London: A British woman who contracted rabies after being bitten by a dog during a recent visit to India has died, making her first victim of the disease in the country since 2002, health officials announced last night.
The unnamed woman was being treated was diagnosed with the potentially life-threatening disease at the Hospital for Tropical Diseases in London.
Another case of rabies has been reported from Leeds, where the patient sought medical help for a dog bite which occurred abroad.
The two cases are not linked, officials said.
A statement from University College London Hospitals NHS Foundation Trust said: "We regret to announce that a patient being treated for rabies by the Hospital for Tropical Diseases and colleagues at University College Hospital died over the weekend.
"Health officials said world-wide it was estimated that the annual number of human rabies deaths to be in excess of 55,000 with most occurring in developing countries, particularly South and South East Asia.
Since the incidence of rabies is considered extremely rare in Britain, health officials have issued special guidance after the deceased woman was diagnosed after returning from India.”
Brian McCloskey, Director of the Health Protection Agency, said: "It is important to stress that there is no risk to the general public as a result of this case or to patients and visitors at the hospital where the patient is receiving treatment."
He added: "Despite there being tens of thousands of rabies cases each year worldwide, there have been no documented laboratory confirmed cases of human-to-human spread.
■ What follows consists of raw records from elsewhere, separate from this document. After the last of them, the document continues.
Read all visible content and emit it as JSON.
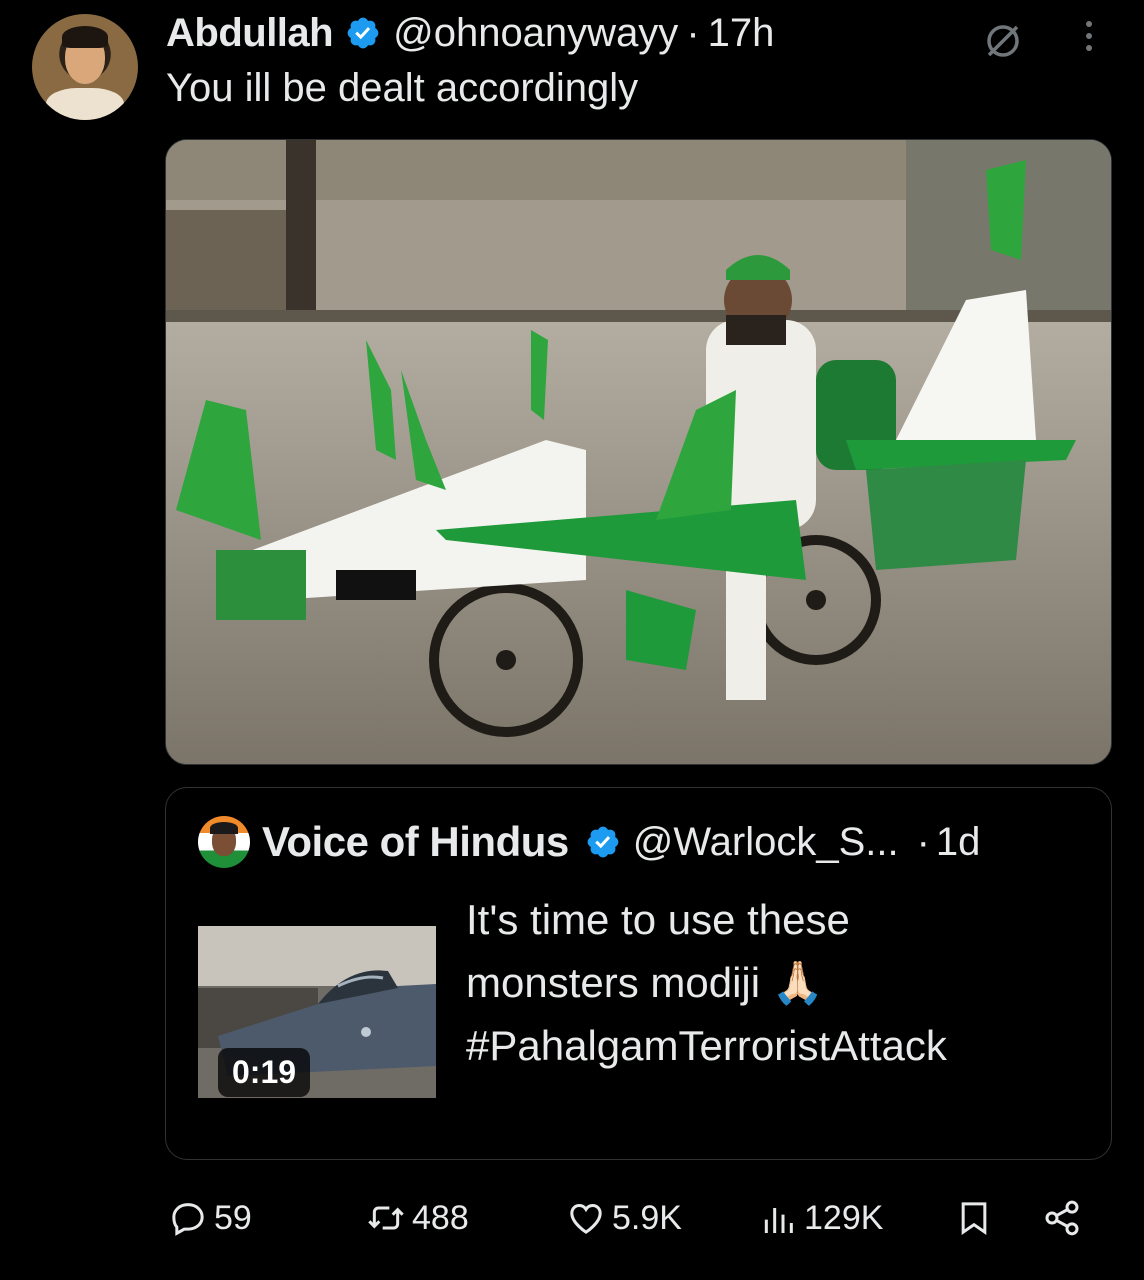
{
  "author": {
    "display_name": "Abdullah",
    "handle": "@ohnoanywayy",
    "separator": "·",
    "time": "17h",
    "text": "You ill be dealt accordingly"
  },
  "colors": {
    "background": "#000000",
    "text": "#e7e9ea",
    "verified_blue": "#1d9bf0",
    "border": "#2f3336"
  },
  "media": {
    "icon": "photo-motorcycle-airplane"
  },
  "quote": {
    "display_name": "Voice of Hindus",
    "handle": "@Warlock_S...",
    "separator": "·",
    "time": "1d",
    "video_duration": "0:19",
    "text_lines": [
      "It's time to use these",
      "monsters modiji 🙏🏻",
      "#PahalgamTerroristAttack"
    ]
  },
  "actions": {
    "replies": "59",
    "retweets": "488",
    "likes": "5.9K",
    "views": "129K"
  }
}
Therefore the risk to other humans or animals from a patient with rabies is considered negligible."